In addition, horses develop behavioral disorders if they are not kept busy.
Examples of these disorders include, but are not limited to, the head, in which the horse compulsively bites into for example feeding troughs or bars swallows air and is a form of stress relief.
Another behavioral disorder is weaving, in which the horse is constantly swinging its head back and forth, stepping from one leg to the other, and standing far apart on its front legs.
Many people may think that riding is the only option to keep the horse busy and to use it to the full. In fact, there are numerous alternatives to horseback riding.
This allows you to do justice to the horse on both a physical and a mental level. And it’s great fun!
Alternatives to riding-Walks through forests, meadows and fields!
The different surfaces are good for the musculoskeletal system of humans and animals, because different muscle groups are used and promoted here.
The common walk strengthens the bond between horse and human. Smaller exercises, such as standing still together, strengthen mutual awareness.
Freehand work promotes loyalty and trust.
Here the horse reacts to non-verbal communication with its human.
Different gaits or changes of direction are trained on the ground.
Work on the free hand should always be done in limited areas.
Skill course from the ground
Exercises are carried out here that are important for both the muscles and the head of the animals and are great fun for them. To get started, you can work with a halter and lead rope from the ground.
Smaller obstacles or poles lying on the ground, for example, promote dexterity and the togetherness of man and horse.
It is important that the horses are neither mentally nor physically overwhelmed and that they are motivated with calm, rewards and positive reinforcement – because horses are not there to entertain us.
And I mean…No, riding is no longer up to date, it is a relic from the past.
It is not okay to build a relationship with only your own decision in mind.
Nobody asks the horse whether it wants to be ridden, by whom, for how long, where and how.

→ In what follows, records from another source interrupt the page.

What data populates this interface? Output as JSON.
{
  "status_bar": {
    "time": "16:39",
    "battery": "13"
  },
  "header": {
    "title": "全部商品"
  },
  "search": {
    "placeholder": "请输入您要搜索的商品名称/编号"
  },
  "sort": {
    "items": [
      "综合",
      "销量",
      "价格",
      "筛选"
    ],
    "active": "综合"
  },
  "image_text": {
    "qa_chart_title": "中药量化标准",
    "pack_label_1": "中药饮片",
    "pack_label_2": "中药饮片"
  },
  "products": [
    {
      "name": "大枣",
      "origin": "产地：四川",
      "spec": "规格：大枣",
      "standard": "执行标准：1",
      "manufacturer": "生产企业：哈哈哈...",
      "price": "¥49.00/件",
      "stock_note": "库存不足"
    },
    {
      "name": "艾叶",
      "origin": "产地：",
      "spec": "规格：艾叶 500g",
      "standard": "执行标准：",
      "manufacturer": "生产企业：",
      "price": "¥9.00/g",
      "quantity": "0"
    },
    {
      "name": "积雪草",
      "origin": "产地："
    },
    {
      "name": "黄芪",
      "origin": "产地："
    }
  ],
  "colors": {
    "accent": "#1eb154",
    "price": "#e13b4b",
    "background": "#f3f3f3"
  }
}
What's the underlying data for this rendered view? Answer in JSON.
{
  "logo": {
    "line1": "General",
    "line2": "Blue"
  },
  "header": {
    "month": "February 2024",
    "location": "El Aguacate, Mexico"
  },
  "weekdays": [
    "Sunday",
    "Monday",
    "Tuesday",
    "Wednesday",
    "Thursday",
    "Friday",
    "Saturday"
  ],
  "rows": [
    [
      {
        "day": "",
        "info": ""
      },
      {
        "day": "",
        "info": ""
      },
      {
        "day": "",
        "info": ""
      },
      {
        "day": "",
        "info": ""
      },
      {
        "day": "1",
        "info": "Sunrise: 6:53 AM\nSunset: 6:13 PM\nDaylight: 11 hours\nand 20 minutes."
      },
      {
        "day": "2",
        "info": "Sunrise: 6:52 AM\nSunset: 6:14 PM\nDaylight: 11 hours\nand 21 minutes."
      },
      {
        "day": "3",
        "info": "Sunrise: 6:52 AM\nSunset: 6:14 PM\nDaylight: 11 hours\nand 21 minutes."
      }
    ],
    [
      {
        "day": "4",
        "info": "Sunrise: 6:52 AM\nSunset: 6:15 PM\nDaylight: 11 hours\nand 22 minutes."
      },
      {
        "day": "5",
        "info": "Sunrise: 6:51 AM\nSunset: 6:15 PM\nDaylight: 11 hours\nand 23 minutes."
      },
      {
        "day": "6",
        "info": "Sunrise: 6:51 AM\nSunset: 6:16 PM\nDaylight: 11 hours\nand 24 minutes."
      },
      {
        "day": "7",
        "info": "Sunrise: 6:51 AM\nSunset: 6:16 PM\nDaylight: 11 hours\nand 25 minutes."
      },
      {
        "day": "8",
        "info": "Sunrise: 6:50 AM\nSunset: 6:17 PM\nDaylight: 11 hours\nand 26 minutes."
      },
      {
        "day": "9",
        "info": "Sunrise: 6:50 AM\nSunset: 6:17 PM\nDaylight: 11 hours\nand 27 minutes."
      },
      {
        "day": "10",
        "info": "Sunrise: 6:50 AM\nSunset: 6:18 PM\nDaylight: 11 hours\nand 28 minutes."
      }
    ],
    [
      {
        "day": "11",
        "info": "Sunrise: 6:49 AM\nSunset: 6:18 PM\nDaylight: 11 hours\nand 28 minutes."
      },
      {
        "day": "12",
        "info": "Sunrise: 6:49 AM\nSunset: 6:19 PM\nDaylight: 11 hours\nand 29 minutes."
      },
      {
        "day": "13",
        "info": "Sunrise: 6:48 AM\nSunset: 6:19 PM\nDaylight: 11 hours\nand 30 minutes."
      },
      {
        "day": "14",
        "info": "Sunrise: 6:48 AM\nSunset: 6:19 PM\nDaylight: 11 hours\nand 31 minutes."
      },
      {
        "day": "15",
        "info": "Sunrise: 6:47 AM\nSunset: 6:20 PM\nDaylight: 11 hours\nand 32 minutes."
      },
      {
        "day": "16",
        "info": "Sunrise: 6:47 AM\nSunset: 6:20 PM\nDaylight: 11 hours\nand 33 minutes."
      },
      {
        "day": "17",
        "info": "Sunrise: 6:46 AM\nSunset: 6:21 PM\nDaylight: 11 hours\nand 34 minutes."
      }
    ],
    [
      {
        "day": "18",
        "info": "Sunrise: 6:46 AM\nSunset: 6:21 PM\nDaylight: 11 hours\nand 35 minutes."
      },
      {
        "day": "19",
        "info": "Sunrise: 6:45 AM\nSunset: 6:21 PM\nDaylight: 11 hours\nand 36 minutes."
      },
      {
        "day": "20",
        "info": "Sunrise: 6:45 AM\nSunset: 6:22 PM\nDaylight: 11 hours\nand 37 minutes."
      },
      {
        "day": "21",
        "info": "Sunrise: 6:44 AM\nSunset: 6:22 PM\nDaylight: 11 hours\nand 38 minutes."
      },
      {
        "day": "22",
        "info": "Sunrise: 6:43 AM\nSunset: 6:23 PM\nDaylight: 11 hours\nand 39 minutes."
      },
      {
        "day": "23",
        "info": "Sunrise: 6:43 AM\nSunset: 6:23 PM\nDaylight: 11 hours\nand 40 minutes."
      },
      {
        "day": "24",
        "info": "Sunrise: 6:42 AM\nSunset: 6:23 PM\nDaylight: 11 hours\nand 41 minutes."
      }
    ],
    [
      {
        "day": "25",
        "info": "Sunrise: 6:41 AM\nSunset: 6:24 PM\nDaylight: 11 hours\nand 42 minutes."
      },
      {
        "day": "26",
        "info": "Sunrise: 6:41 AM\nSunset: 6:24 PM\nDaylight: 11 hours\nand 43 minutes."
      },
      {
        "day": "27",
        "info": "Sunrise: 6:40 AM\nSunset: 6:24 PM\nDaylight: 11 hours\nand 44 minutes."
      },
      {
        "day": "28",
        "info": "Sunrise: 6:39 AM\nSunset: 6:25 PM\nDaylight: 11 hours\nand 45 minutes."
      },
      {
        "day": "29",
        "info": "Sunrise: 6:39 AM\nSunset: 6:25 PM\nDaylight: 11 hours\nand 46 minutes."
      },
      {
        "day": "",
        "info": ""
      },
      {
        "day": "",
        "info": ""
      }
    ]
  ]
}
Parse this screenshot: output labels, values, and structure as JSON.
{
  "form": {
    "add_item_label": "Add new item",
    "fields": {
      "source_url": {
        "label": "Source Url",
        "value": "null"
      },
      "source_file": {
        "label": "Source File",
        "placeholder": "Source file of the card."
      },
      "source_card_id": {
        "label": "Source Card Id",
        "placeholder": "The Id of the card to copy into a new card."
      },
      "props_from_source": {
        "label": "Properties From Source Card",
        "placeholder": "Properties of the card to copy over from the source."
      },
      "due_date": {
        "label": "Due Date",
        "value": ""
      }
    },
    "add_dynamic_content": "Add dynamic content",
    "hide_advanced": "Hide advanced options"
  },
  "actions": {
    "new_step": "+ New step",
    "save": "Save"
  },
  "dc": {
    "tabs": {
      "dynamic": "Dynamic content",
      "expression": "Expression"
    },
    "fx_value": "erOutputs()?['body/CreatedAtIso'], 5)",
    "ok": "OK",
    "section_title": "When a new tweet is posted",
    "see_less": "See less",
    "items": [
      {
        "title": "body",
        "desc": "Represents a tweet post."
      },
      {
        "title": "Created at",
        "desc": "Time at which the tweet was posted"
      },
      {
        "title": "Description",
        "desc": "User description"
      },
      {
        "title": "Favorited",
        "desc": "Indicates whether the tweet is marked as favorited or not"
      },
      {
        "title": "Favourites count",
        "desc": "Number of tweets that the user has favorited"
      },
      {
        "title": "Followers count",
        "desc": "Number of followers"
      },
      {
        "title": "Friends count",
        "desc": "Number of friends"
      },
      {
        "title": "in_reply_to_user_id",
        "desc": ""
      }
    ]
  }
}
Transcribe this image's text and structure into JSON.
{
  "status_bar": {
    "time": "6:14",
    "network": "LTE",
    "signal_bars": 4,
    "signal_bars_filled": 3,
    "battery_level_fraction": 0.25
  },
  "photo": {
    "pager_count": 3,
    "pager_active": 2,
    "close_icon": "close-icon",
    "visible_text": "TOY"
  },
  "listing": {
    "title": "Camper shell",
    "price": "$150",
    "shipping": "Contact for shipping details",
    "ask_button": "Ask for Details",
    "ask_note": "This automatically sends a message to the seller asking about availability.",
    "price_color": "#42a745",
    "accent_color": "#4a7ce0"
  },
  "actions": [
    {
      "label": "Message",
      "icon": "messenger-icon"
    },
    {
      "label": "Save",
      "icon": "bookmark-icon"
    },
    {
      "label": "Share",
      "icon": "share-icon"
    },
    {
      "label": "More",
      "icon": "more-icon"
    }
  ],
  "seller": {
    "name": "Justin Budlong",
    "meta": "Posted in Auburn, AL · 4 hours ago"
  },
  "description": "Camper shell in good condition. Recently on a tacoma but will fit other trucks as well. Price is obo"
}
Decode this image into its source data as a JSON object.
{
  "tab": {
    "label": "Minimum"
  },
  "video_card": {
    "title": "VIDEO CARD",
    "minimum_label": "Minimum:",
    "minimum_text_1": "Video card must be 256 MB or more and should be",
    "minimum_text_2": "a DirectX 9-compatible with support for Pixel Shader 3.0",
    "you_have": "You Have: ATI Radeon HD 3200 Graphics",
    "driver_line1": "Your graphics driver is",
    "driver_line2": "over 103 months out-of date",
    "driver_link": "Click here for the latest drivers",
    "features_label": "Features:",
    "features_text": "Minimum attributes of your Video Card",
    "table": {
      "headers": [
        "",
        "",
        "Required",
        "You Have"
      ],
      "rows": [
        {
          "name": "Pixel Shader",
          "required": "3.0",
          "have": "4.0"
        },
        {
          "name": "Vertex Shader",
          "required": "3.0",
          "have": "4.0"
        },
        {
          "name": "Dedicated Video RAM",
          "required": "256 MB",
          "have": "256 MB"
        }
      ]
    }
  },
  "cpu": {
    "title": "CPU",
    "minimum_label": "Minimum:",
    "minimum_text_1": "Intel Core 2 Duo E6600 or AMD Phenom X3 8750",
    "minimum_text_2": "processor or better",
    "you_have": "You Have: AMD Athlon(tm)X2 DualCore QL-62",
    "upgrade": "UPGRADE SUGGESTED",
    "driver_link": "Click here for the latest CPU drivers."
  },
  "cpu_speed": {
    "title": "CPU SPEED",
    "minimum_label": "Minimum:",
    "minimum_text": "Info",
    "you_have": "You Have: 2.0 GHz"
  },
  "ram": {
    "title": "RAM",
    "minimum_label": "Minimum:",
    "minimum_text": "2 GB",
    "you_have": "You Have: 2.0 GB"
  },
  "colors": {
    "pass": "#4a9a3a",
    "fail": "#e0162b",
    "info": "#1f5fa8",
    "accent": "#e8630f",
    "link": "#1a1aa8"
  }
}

Mankind is always looking for ways to make animals its subjects, animals that obey and allow one to enjoy one’s life without opposition.
It is not possible to demand total submission from another being and still understand it as a love of animals or a healthy relationship
It would only be a small step and we could make the world completely different for all animals.
The horses can be our companions on this path and show us the direction – if we find the courage to respect their free will and free ourselves from myths and falsehoods.
My best regards to all, Venus